- PROBLEM DESCRIPTION
All of the listing should be output exactly, apart from the pictures.

Start of Block

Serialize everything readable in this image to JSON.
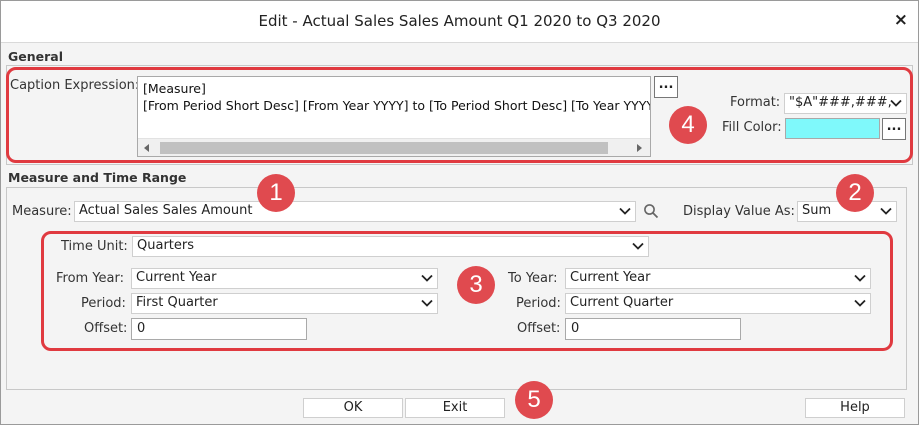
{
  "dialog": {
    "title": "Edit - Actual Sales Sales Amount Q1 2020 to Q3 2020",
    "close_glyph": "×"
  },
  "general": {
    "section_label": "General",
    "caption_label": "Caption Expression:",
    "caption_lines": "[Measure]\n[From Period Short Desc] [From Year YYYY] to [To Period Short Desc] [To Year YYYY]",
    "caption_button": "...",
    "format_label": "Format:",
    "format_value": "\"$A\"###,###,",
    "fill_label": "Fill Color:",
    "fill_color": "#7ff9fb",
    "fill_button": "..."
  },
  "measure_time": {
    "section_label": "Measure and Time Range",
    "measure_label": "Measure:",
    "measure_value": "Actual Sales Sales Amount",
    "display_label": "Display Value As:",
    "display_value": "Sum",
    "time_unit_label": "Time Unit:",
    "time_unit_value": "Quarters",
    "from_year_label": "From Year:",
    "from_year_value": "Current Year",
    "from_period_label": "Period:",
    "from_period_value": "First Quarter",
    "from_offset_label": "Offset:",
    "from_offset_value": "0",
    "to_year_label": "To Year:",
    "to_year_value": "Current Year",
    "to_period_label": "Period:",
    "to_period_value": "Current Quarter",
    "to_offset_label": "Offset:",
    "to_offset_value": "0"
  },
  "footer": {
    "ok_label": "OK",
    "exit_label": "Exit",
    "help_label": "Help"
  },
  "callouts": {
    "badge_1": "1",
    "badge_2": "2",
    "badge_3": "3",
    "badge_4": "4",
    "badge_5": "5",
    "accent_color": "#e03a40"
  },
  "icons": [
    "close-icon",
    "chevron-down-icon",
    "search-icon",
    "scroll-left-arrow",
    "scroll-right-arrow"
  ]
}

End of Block

- SOLVED EXERCISE
Serialize everything readable in this image to JSON.
{
  "dialog": {
    "title": "Edit - Actual Sales Sales Amount Q1 2020 to Q3 2020",
    "close_glyph": "×"
  },
  "general": {
    "section_label": "General",
    "caption_label": "Caption Expression:",
    "caption_lines": "[Measure]\n[From Period Short Desc] [From Year YYYY] to [To Period Short Desc] [To Year YYYY]",
    "caption_button": "...",
    "format_label": "Format:",
    "format_value": "\"$A\"###,###,",
    "fill_label": "Fill Color:",
    "fill_color": "#7ff9fb",
    "fill_button": "..."
  },
  "measure_time": {
    "section_label": "Measure and Time Range",
    "measure_label": "Measure:",
    "measure_value": "Actual Sales Sales Amount",
    "display_label": "Display Value As:",
    "display_value": "Sum",
    "time_unit_label": "Time Unit:",
    "time_unit_value": "Quarters",
    "from_year_label": "From Year:",
    "from_year_value": "Current Year",
    "from_period_label": "Period:",
    "from_period_value": "First Quarter",
    "from_offset_label": "Offset:",
    "from_offset_value": "0",
    "to_year_label": "To Year:",
    "to_year_value": "Current Year",
    "to_period_label": "Period:",
    "to_period_value": "Current Quarter",
    "to_offset_label": "Offset:",
    "to_offset_value": "0"
  },
  "footer": {
    "ok_label": "OK",
    "exit_label": "Exit",
    "help_label": "Help"
  },
  "callouts": {
    "badge_1": "1",
    "badge_2": "2",
    "badge_3": "3",
    "badge_4": "4",
    "badge_5": "5",
    "accent_color": "#e03a40"
  },
  "icons": [
    "close-icon",
    "chevron-down-icon",
    "search-icon",
    "scroll-left-arrow",
    "scroll-right-arrow"
  ]
}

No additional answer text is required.